If the Government are smart about this they will not plump for the lowest common denominator, but instead recognise the gung ho lack of commercialism of some bidding recruiters and actually settle on a rate more around the median of the lower half of the table. No doubt they will request uniformity of fees and so be it, then let the chosen panel decide whether or not to engage at those rates.
Recruitment companies can still make this work though. I still hope that my overall tender gives me a Value For Money score that gets me on the panel. I still want to recruit HR and internal recruitment roles for the Public Sector. But trust me, I’ve already started putting plans in place to set up a new division devoted entirely to a different kind of service delivery that, whilst effective, will be cheaper to run and enable me to retain at least some small profits.
Learn from the botch job done by Chandler McLeod in Australia when they won the Defence Force recruitment contract from Manpower. You can win anything on price, if you go low enough, but it doesn’t mean you can deliver to the client and make it work for your business unless you radically shift the way you structure your firm. Manpower were back in after a matter of months.
Oh, and if you don’t make it on? Well that means you can retain your best and brightest recruiters, charge higher fees, keep an eye out for leakages, and plunder the public sector workforce for your private sector clients.
Every cloud…and all that.
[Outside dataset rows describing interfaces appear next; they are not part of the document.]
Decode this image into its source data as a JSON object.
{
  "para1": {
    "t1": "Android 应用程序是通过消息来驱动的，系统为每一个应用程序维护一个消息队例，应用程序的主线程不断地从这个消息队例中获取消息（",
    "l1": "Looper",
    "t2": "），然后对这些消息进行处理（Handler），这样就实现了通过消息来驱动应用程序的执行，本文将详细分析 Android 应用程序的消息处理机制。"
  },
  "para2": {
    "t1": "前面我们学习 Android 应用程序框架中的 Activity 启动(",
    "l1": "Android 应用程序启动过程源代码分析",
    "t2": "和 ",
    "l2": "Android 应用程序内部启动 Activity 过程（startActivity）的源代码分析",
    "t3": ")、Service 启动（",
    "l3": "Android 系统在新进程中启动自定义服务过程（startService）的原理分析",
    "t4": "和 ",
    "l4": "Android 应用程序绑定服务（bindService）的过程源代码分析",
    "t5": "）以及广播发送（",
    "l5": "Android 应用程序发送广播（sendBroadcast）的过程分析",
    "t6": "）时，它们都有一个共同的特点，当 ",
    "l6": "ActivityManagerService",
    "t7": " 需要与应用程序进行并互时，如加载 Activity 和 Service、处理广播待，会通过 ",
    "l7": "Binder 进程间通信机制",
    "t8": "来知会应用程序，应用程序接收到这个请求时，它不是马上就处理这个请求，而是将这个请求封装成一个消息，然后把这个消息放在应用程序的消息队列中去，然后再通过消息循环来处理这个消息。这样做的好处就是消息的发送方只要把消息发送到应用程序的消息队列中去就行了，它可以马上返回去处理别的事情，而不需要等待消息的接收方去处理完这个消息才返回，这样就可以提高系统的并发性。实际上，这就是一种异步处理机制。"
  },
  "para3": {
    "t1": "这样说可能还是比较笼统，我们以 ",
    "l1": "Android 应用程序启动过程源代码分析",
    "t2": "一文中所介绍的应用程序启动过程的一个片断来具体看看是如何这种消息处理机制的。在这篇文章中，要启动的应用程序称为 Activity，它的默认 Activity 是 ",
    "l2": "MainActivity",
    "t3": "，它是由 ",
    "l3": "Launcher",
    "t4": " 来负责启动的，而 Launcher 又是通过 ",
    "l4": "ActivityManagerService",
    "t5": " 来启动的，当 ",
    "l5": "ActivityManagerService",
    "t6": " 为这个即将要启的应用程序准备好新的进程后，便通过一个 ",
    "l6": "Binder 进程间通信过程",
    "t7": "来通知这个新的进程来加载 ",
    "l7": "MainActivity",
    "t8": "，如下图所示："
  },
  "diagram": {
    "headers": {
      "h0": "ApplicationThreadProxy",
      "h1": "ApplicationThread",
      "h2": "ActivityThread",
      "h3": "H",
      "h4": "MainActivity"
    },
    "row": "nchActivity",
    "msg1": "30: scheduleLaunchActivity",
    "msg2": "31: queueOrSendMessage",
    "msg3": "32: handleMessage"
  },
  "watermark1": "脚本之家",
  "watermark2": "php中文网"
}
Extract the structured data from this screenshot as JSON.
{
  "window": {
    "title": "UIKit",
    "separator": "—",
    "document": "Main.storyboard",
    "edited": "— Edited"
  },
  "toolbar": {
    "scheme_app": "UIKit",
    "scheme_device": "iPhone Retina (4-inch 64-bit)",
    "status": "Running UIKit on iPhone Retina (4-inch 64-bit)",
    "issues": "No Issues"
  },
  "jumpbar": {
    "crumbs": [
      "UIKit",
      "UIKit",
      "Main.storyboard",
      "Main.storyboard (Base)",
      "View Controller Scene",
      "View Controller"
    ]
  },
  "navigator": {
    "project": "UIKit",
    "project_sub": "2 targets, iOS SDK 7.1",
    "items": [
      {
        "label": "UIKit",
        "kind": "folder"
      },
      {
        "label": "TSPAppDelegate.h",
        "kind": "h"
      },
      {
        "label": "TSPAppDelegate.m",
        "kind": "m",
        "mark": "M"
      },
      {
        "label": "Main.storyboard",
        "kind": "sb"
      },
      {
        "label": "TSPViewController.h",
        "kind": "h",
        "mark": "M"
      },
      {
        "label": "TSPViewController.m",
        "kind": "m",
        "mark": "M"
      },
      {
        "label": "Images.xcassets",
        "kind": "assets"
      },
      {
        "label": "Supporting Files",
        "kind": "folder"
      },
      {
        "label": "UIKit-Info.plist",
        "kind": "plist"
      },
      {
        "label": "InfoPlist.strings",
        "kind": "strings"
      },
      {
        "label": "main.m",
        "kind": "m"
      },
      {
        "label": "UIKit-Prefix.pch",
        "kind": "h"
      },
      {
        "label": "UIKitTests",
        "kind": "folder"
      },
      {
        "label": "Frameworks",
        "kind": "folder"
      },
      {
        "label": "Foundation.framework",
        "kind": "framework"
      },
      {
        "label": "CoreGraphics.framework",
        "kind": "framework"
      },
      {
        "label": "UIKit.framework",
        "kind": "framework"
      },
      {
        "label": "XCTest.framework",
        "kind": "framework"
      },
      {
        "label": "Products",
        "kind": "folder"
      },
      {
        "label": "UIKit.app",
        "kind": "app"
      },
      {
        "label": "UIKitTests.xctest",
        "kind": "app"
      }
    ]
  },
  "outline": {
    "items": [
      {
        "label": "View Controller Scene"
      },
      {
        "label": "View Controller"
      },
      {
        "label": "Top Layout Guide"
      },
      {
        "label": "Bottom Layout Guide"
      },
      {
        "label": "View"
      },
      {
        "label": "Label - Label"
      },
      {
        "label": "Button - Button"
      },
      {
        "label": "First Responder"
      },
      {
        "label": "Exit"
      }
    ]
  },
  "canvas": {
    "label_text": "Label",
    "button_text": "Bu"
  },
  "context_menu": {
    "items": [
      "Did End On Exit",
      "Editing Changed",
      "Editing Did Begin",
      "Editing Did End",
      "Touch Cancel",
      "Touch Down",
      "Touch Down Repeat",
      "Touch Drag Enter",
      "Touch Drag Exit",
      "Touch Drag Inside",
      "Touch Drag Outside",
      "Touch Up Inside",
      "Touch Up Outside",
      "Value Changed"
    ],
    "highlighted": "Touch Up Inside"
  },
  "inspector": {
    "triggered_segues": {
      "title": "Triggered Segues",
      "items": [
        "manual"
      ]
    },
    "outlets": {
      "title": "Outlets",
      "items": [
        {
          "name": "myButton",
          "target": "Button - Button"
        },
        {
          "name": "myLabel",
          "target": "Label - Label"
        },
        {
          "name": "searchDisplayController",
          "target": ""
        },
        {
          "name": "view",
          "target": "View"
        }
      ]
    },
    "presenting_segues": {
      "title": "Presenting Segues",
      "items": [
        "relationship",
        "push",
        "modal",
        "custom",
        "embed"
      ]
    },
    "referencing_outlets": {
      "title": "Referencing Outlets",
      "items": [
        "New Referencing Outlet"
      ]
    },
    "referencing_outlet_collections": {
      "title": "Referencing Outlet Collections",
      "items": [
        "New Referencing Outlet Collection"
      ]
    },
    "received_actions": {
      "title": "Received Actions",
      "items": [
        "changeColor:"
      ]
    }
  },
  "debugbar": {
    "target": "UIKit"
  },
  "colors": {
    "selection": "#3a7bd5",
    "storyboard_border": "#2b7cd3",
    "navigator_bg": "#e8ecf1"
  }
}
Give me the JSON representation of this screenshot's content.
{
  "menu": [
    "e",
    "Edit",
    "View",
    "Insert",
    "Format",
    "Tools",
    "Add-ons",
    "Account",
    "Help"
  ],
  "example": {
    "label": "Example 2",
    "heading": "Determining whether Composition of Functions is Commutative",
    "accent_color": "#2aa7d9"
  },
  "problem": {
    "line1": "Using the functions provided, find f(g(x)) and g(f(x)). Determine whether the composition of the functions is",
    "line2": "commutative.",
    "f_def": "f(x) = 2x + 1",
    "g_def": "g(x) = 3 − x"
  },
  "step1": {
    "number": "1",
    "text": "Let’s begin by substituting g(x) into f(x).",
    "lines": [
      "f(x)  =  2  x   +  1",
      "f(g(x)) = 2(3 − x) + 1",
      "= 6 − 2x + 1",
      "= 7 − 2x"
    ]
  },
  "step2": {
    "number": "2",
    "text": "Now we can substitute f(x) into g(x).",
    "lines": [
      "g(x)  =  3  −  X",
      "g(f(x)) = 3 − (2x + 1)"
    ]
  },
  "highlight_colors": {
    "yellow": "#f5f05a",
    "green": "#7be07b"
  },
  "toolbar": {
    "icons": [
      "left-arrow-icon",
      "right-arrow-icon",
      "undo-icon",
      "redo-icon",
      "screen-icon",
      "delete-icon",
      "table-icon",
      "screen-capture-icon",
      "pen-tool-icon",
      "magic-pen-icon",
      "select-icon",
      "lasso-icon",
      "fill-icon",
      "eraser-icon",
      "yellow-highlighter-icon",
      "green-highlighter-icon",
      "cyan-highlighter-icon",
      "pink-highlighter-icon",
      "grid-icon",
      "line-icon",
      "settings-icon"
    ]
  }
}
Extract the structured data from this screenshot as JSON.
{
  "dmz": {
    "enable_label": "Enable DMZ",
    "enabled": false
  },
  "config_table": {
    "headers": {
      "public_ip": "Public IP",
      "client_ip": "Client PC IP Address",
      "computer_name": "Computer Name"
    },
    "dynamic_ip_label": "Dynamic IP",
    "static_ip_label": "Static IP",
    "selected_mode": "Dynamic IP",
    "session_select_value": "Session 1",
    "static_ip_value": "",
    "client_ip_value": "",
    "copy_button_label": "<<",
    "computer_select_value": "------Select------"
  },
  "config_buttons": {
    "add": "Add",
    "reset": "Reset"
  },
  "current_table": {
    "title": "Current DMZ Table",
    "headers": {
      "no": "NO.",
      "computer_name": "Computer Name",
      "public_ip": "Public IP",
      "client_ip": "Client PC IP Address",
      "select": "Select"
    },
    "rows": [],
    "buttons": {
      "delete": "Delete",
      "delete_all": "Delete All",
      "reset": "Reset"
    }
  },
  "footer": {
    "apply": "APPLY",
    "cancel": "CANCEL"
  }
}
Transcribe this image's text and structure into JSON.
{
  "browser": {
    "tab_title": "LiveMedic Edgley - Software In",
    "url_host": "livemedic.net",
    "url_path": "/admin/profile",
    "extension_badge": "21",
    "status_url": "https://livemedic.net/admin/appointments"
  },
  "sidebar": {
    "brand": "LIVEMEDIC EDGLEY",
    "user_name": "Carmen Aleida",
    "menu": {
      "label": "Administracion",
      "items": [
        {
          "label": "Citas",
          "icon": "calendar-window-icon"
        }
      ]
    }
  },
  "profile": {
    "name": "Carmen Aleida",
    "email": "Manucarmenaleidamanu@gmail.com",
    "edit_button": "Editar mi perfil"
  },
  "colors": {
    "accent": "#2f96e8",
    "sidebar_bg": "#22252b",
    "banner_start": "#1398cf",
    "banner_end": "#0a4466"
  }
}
What do you wish for? We will find out in a couple of weeks’ time.